%%

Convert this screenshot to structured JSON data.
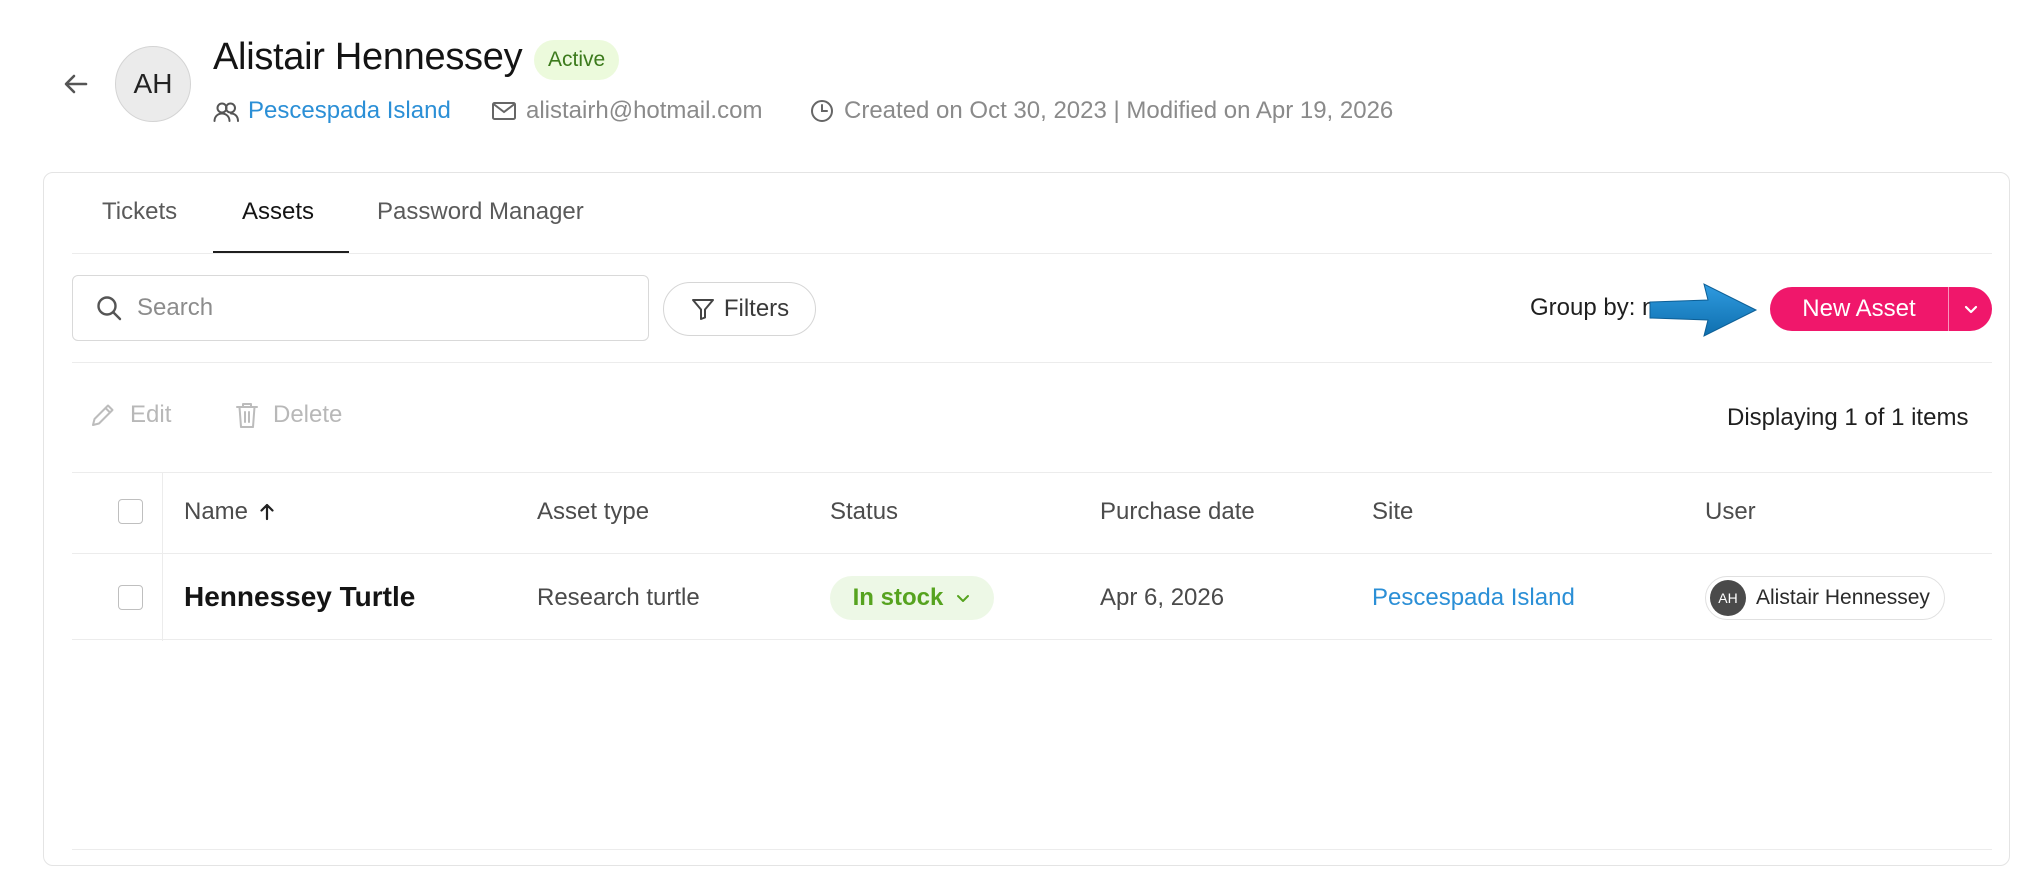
{
  "header": {
    "back_icon": "arrow-left-icon",
    "avatar_initials": "AH",
    "name": "Alistair Hennessey",
    "status_badge": "Active",
    "group": "Pescespada Island",
    "email": "alistairh@hotmail.com",
    "dates": "Created on Oct 30, 2023 | Modified on Apr 19, 2026"
  },
  "tabs": [
    {
      "label": "Tickets",
      "active": false
    },
    {
      "label": "Assets",
      "active": true
    },
    {
      "label": "Password Manager",
      "active": false
    }
  ],
  "toolbar": {
    "search_placeholder": "Search",
    "filters_label": "Filters",
    "group_by_label": "Group by: n",
    "new_asset_label": "New Asset"
  },
  "actions": {
    "edit_label": "Edit",
    "delete_label": "Delete",
    "displaying": "Displaying 1 of 1 items"
  },
  "table": {
    "columns": [
      "Name",
      "Asset type",
      "Status",
      "Purchase date",
      "Site",
      "User"
    ],
    "sort": {
      "column": "Name",
      "direction": "ascending"
    },
    "rows": [
      {
        "name": "Hennessey Turtle",
        "asset_type": "Research turtle",
        "status": "In stock",
        "purchase_date": "Apr 6, 2026",
        "site": "Pescespada Island",
        "user_initials": "AH",
        "user_name": "Alistair Hennessey"
      }
    ]
  },
  "colors": {
    "accent": "#f0176b",
    "link": "#2b8fd6",
    "status_green": "#56a31f",
    "annotation_arrow": "#1a7fc4"
  }
}
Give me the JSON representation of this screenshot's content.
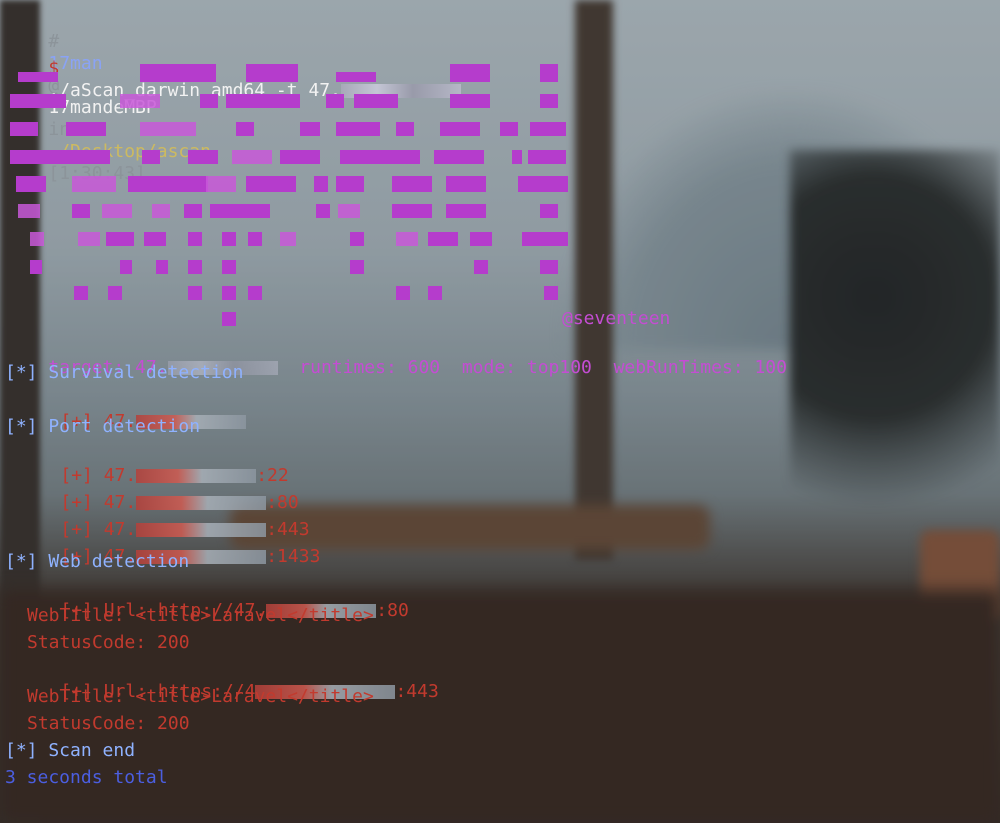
{
  "prompt": {
    "hash": "#",
    "user": "17man",
    "at": "@",
    "host": "17mandeMBP",
    "in": "in",
    "path": "~/Desktop/ascan",
    "time": "[1:30:43]"
  },
  "command": {
    "dollar": "$",
    "text": "./aScan_darwin_amd64 -t 47."
  },
  "banner": {
    "author": "@seventeen"
  },
  "summary": {
    "target_label": "target: 47.",
    "runtimes": "runtimes: 600",
    "mode": "mode: top100",
    "web_run_times": "webRunTimes: 100"
  },
  "survival": {
    "header": "[*] Survival detection",
    "hit": "[+] 47."
  },
  "port": {
    "header": "[*] Port detection",
    "hits": [
      {
        "prefix": "[+] 47.",
        "port": ":22"
      },
      {
        "prefix": "[+] 47.",
        "port": ":80"
      },
      {
        "prefix": "[+] 47.",
        "port": ":443"
      },
      {
        "prefix": "[+] 47.",
        "port": ":1433"
      }
    ]
  },
  "web": {
    "header": "[*] Web detection",
    "results": [
      {
        "url_prefix": "[+] Url: http://47.",
        "port": ":80",
        "title": "WebTitle: <title>Laravel</title>",
        "status": "StatusCode: 200"
      },
      {
        "url_prefix": "[+] Url: https://4",
        "port": ":443",
        "title": "WebTitle: <title>Laravel</title>",
        "status": "StatusCode: 200"
      }
    ]
  },
  "end": {
    "header": "[*] Scan end",
    "total": "3 seconds total"
  },
  "colors": {
    "magenta": "#c44dd3",
    "red": "#c23a2e",
    "blue": "#8aa3f5",
    "gray": "#8c949a"
  }
}
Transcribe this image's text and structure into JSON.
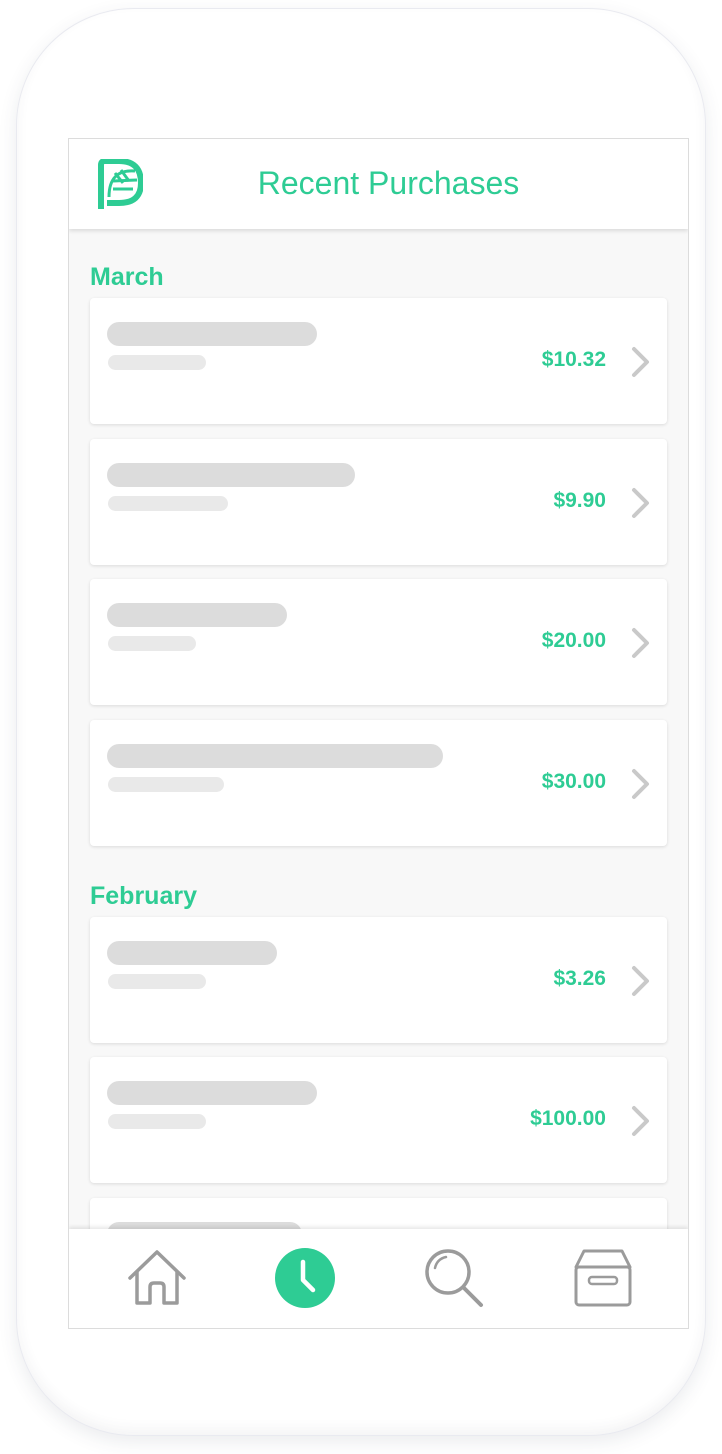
{
  "app": {
    "title": "Recent Purchases",
    "logo_icon": "leaf-logo-icon",
    "accent_color": "#2ecc94"
  },
  "sections": [
    {
      "label": "March",
      "items": [
        {
          "price": "$10.32"
        },
        {
          "price": "$9.90"
        },
        {
          "price": "$20.00"
        },
        {
          "price": "$30.00"
        }
      ]
    },
    {
      "label": "February",
      "items": [
        {
          "price": "$3.26"
        },
        {
          "price": "$100.00"
        }
      ]
    }
  ],
  "tabbar": {
    "tabs": [
      {
        "icon": "home-icon",
        "active": false
      },
      {
        "icon": "clock-icon",
        "active": true
      },
      {
        "icon": "search-icon",
        "active": false
      },
      {
        "icon": "archive-box-icon",
        "active": false
      }
    ]
  }
}
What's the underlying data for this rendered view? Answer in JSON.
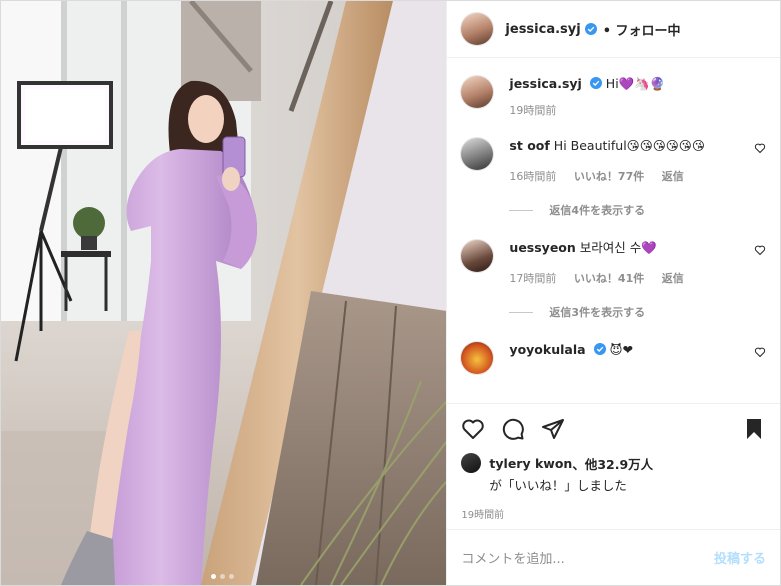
{
  "header": {
    "username": "jessica.syj",
    "follow_status": "• フォロー中"
  },
  "caption": {
    "username": "jessica.syj",
    "text": "Hi💜🦄🔮",
    "time": "19時間前"
  },
  "comments": [
    {
      "username": "st   oof",
      "text": "Hi Beautiful😘😘😘😘😘😘",
      "time": "16時間前",
      "likes": "いいね！77件",
      "reply": "返信",
      "view_replies": "返信4件を表示する"
    },
    {
      "username": "  uessyeon",
      "text": "보라여신 수💜",
      "time": "17時間前",
      "likes": "いいね！41件",
      "reply": "返信",
      "view_replies": "返信3件を表示する"
    },
    {
      "username": "yoyokulala",
      "text": "😈❤"
    }
  ],
  "likes_summary": {
    "line1_user": "tylery  kwon",
    "line1_rest": "、他32.9万人",
    "line2": "が「いいね！」しました"
  },
  "post_time": "19時間前",
  "add_comment": {
    "placeholder": "コメントを追加...",
    "post_button": "投稿する"
  },
  "colors": {
    "dress": "#c9a0d8",
    "verified": "#3897f0",
    "post_button": "#b2dffc"
  }
}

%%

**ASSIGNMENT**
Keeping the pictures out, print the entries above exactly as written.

**ANSWER BOX**
Convert this screenshot to structured JSON data.
{
  "header": {
    "back_icon": "arrow-left-icon",
    "avatar_initials": "AH",
    "name": "Alistair Hennessey",
    "status_badge": "Active",
    "group": "Pescespada Island",
    "email": "alistairh@hotmail.com",
    "dates": "Created on Oct 30, 2023 | Modified on Apr 19, 2026"
  },
  "tabs": [
    {
      "label": "Tickets",
      "active": false
    },
    {
      "label": "Assets",
      "active": true
    },
    {
      "label": "Password Manager",
      "active": false
    }
  ],
  "toolbar": {
    "search_placeholder": "Search",
    "filters_label": "Filters",
    "group_by_label": "Group by: n",
    "new_asset_label": "New Asset"
  },
  "actions": {
    "edit_label": "Edit",
    "delete_label": "Delete",
    "displaying": "Displaying 1 of 1 items"
  },
  "table": {
    "columns": [
      "Name",
      "Asset type",
      "Status",
      "Purchase date",
      "Site",
      "User"
    ],
    "sort": {
      "column": "Name",
      "direction": "ascending"
    },
    "rows": [
      {
        "name": "Hennessey Turtle",
        "asset_type": "Research turtle",
        "status": "In stock",
        "purchase_date": "Apr 6, 2026",
        "site": "Pescespada Island",
        "user_initials": "AH",
        "user_name": "Alistair Hennessey"
      }
    ]
  },
  "colors": {
    "accent": "#f0176b",
    "link": "#2b8fd6",
    "status_green": "#56a31f",
    "annotation_arrow": "#1a7fc4"
  }
}
Give me the JSON representation of this screenshot's content.
{
  "prompt": {
    "hash": "#",
    "user": "17man",
    "at": "@",
    "host": "17mandeMBP",
    "in": "in",
    "path": "~/Desktop/ascan",
    "time": "[1:30:43]"
  },
  "command": {
    "dollar": "$",
    "text": "./aScan_darwin_amd64 -t 47."
  },
  "banner": {
    "author": "@seventeen"
  },
  "summary": {
    "target_label": "target: 47.",
    "runtimes": "runtimes: 600",
    "mode": "mode: top100",
    "web_run_times": "webRunTimes: 100"
  },
  "survival": {
    "header": "[*] Survival detection",
    "hit": "[+] 47."
  },
  "port": {
    "header": "[*] Port detection",
    "hits": [
      {
        "prefix": "[+] 47.",
        "port": ":22"
      },
      {
        "prefix": "[+] 47.",
        "port": ":80"
      },
      {
        "prefix": "[+] 47.",
        "port": ":443"
      },
      {
        "prefix": "[+] 47.",
        "port": ":1433"
      }
    ]
  },
  "web": {
    "header": "[*] Web detection",
    "results": [
      {
        "url_prefix": "[+] Url: http://47.",
        "port": ":80",
        "title": "WebTitle: <title>Laravel</title>",
        "status": "StatusCode: 200"
      },
      {
        "url_prefix": "[+] Url: https://4",
        "port": ":443",
        "title": "WebTitle: <title>Laravel</title>",
        "status": "StatusCode: 200"
      }
    ]
  },
  "end": {
    "header": "[*] Scan end",
    "total": "3 seconds total"
  },
  "colors": {
    "magenta": "#c44dd3",
    "red": "#c23a2e",
    "blue": "#8aa3f5",
    "gray": "#8c949a"
  }
}
Transcribe this image's text and structure into JSON.
{
  "app": {
    "title": "Recent Purchases",
    "logo_icon": "leaf-logo-icon",
    "accent_color": "#2ecc94"
  },
  "sections": [
    {
      "label": "March",
      "items": [
        {
          "price": "$10.32"
        },
        {
          "price": "$9.90"
        },
        {
          "price": "$20.00"
        },
        {
          "price": "$30.00"
        }
      ]
    },
    {
      "label": "February",
      "items": [
        {
          "price": "$3.26"
        },
        {
          "price": "$100.00"
        }
      ]
    }
  ],
  "tabbar": {
    "tabs": [
      {
        "icon": "home-icon",
        "active": false
      },
      {
        "icon": "clock-icon",
        "active": true
      },
      {
        "icon": "search-icon",
        "active": false
      },
      {
        "icon": "archive-box-icon",
        "active": false
      }
    ]
  }
}
What's the underlying data for this rendered view? Answer in JSON.
{
  "header": {
    "username": "jessica.syj",
    "follow_status": "• フォロー中"
  },
  "caption": {
    "username": "jessica.syj",
    "text": "Hi💜🦄🔮",
    "time": "19時間前"
  },
  "comments": [
    {
      "username": "st   oof",
      "text": "Hi Beautiful😘😘😘😘😘😘",
      "time": "16時間前",
      "likes": "いいね！77件",
      "reply": "返信",
      "view_replies": "返信4件を表示する"
    },
    {
      "username": "  uessyeon",
      "text": "보라여신 수💜",
      "time": "17時間前",
      "likes": "いいね！41件",
      "reply": "返信",
      "view_replies": "返信3件を表示する"
    },
    {
      "username": "yoyokulala",
      "text": "😈❤"
    }
  ],
  "likes_summary": {
    "line1_user": "tylery  kwon",
    "line1_rest": "、他32.9万人",
    "line2": "が「いいね！」しました"
  },
  "post_time": "19時間前",
  "add_comment": {
    "placeholder": "コメントを追加...",
    "post_button": "投稿する"
  },
  "colors": {
    "dress": "#c9a0d8",
    "verified": "#3897f0",
    "post_button": "#b2dffc"
  }
}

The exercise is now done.